Answer with one number only, the count of lines in the material below that hold "screenshot".

Content starts

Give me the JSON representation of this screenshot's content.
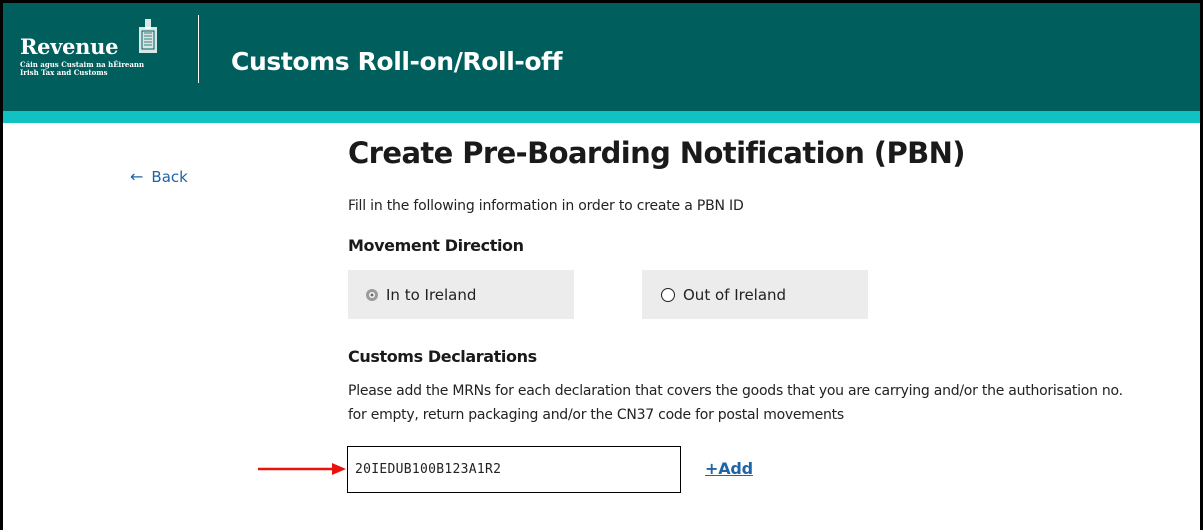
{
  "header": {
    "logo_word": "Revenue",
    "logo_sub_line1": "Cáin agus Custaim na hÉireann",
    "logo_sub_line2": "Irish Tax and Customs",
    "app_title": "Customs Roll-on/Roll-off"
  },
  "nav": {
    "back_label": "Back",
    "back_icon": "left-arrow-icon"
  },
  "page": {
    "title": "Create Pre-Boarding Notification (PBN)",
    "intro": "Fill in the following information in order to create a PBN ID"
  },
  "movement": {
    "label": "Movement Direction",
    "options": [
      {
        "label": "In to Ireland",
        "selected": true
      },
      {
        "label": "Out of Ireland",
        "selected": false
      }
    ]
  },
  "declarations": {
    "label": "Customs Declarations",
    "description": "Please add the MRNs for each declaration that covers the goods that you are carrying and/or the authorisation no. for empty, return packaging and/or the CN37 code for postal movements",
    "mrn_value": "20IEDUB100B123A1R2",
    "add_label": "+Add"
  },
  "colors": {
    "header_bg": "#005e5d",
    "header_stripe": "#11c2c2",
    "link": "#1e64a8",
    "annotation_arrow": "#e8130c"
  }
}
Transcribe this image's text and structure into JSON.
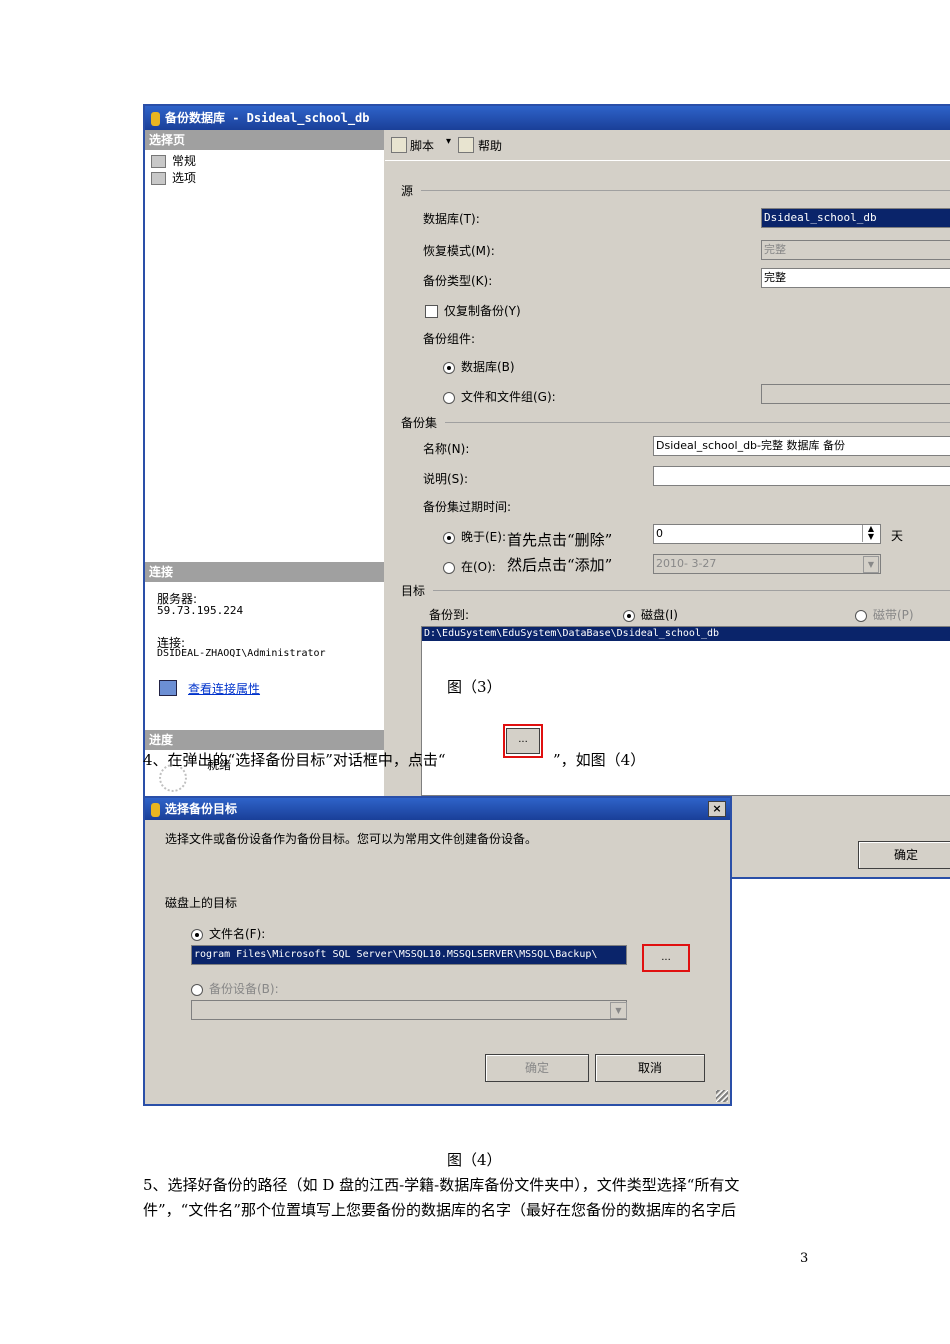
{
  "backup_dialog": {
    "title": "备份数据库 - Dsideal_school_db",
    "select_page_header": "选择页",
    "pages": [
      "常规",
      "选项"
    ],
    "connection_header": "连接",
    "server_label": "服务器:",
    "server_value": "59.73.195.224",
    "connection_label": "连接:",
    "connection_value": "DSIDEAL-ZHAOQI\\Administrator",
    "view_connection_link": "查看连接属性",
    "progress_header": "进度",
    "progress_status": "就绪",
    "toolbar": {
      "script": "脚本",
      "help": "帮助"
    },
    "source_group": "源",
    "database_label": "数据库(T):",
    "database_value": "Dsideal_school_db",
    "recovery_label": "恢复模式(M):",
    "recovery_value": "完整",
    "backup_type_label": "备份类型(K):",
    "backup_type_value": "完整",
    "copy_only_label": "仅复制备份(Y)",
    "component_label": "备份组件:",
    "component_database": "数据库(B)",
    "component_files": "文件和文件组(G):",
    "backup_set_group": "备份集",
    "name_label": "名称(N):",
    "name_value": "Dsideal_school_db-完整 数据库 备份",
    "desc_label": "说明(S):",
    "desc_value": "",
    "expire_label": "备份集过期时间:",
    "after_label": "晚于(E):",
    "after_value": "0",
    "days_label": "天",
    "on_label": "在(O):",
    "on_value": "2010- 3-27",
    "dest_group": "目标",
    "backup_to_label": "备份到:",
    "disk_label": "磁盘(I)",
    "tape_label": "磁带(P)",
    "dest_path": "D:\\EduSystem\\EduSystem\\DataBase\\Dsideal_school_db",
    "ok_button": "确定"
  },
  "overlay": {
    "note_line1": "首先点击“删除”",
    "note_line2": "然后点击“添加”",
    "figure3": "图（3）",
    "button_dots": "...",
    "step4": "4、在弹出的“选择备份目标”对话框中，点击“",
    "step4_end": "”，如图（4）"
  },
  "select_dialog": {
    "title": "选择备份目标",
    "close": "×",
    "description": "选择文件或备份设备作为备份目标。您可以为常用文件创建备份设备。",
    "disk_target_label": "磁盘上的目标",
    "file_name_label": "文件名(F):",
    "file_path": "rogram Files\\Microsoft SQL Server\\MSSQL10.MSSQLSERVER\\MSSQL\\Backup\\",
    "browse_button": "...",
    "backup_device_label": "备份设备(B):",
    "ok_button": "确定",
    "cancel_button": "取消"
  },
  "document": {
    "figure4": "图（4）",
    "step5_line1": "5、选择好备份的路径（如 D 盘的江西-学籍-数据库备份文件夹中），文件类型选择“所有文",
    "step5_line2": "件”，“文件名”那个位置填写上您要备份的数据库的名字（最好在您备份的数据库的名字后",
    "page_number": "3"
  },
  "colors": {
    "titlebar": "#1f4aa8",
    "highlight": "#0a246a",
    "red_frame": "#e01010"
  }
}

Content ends
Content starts

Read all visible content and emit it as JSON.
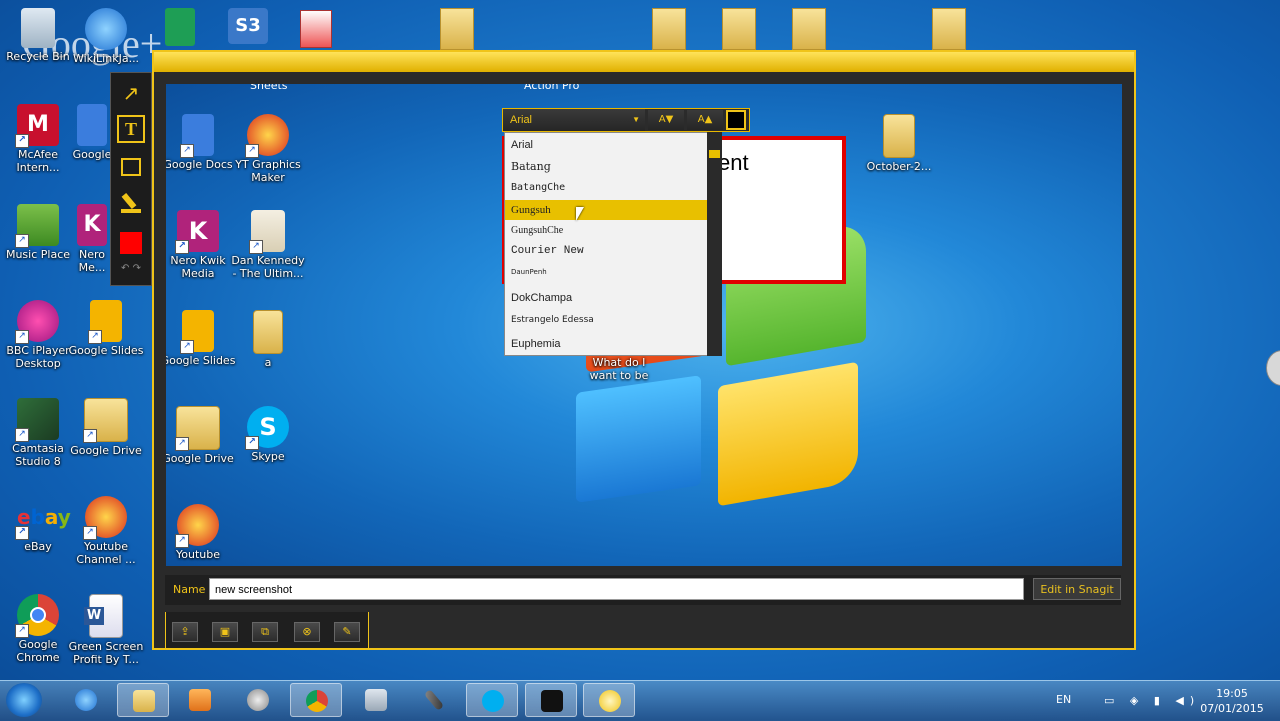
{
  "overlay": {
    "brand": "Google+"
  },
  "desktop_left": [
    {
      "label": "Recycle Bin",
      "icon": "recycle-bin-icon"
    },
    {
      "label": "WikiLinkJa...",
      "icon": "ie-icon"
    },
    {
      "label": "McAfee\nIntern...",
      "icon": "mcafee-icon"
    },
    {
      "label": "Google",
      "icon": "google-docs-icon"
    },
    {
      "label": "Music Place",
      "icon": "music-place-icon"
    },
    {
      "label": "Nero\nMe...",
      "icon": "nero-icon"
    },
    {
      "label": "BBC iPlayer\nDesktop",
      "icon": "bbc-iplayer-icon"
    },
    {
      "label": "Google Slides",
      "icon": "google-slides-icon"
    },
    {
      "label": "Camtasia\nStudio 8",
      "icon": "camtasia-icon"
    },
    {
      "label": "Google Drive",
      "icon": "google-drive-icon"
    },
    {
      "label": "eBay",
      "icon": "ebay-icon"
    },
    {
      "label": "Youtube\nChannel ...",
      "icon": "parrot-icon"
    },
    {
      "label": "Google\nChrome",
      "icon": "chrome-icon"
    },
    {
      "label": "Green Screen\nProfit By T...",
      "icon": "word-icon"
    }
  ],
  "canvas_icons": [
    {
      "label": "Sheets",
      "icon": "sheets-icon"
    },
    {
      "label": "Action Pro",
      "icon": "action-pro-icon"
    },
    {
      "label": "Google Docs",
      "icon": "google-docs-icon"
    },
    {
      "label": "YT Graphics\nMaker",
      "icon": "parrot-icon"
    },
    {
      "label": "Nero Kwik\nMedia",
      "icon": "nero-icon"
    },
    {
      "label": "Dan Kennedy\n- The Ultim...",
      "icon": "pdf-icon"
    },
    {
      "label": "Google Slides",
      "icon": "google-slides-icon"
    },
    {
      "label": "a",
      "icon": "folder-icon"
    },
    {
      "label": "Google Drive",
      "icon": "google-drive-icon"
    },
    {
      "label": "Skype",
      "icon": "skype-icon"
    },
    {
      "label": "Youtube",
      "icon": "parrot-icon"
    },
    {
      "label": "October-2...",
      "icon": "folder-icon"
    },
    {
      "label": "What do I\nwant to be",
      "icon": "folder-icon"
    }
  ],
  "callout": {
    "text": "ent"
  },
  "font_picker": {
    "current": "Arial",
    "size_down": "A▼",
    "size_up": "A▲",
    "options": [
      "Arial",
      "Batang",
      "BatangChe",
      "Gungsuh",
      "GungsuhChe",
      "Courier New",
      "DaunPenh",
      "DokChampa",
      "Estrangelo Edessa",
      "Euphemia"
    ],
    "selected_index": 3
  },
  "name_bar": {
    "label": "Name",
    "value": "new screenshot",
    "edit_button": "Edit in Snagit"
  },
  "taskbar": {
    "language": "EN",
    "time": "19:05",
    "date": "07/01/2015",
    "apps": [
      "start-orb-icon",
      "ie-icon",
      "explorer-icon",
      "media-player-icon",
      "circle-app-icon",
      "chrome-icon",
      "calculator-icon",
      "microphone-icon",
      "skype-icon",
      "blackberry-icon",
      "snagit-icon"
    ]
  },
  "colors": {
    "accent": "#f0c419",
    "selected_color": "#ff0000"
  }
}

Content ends

▸ **The answer**:
2